After doing this for years, I no longer worry about preparedness. In the extremely unlikely event that I mess something up, I just laugh, everyone else laughs and I start over. I am also confident in my ability to sing pretty well, barring illness, even if I don't get to warm up as much as I would like to. Even on terrible weather days, like we have today, my voice works, and my brain works, and audition disasters are practically a thing of the past (knock wood).
You would think that would make auditioning a piece of cake. But no. My standards are higher. I want to deliver moving, emotive performances that make people stand up and take notice, even if I look like a drowned rat, it's 10:15 a.m. and the auditor spends the whole time huddling over her coffee cup, barely looking up.
I am experimenting with different ways of "bringing it" in auditions, and today my experiment had me directing all of my attention at the imagined space and imagined people that would be in the scene if I were actually in the opera, instead of in a run down dance studio performing for the person sitting behind a table at the opposite end of the room.

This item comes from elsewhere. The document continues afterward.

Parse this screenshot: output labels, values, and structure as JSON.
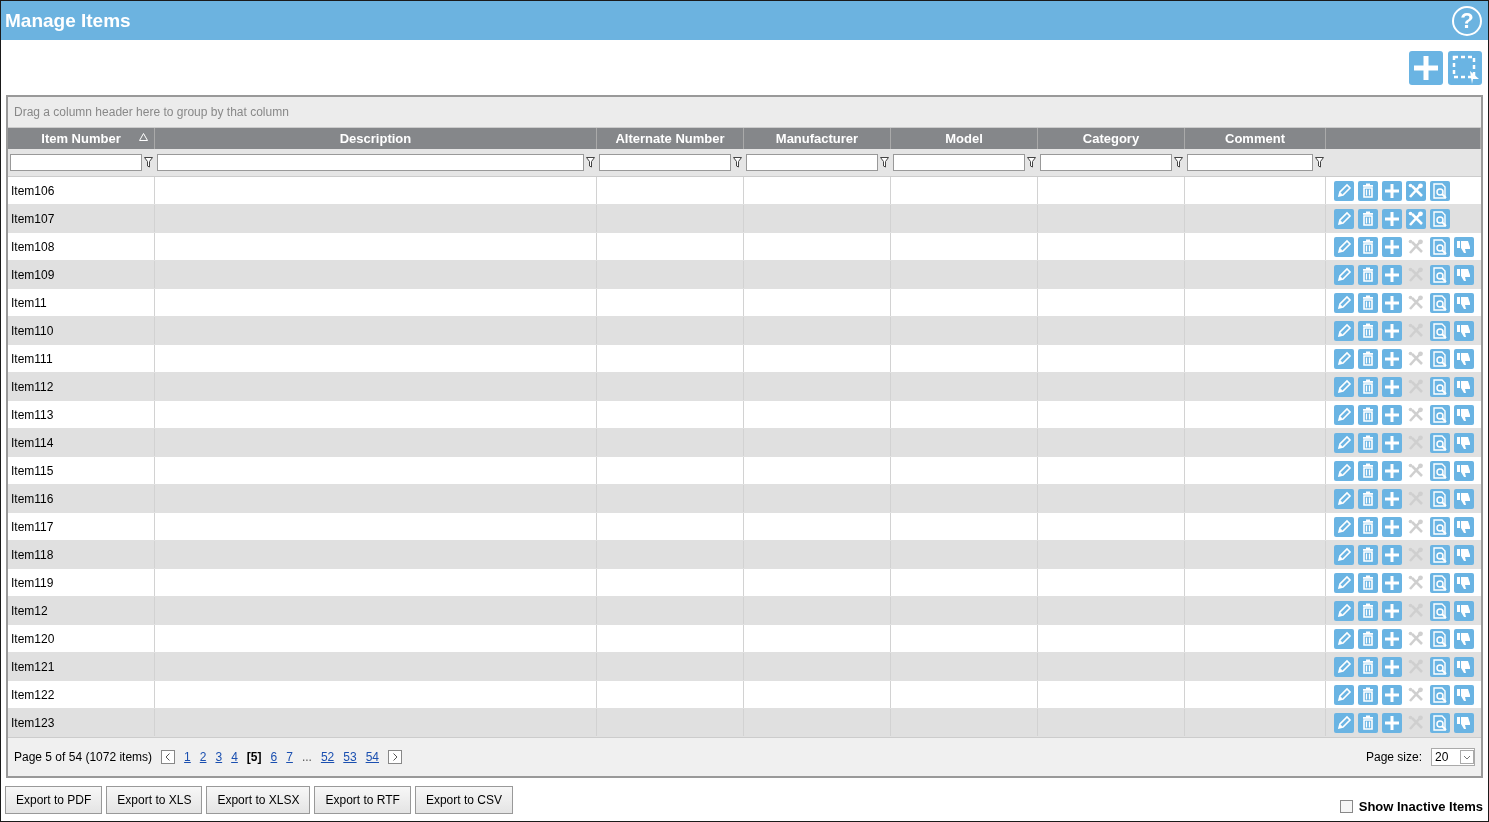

In other recent auditions, my attention has been directed more inward towards the emotions that singing the character's words make me feel, but I've found that deeply unsatisfying after the fact.
I, personally, find it very challenging to chew imagined scenery, but 90 minutes after my audition this morning, I feel much more satisfied with my performance, so I guess I'll try to do it again next time.
N.B. If you know any professional opera singers besides me, give them some extra love and kindness during this time of year. Audition season exacts a very high toll on all of us emotionally and financially.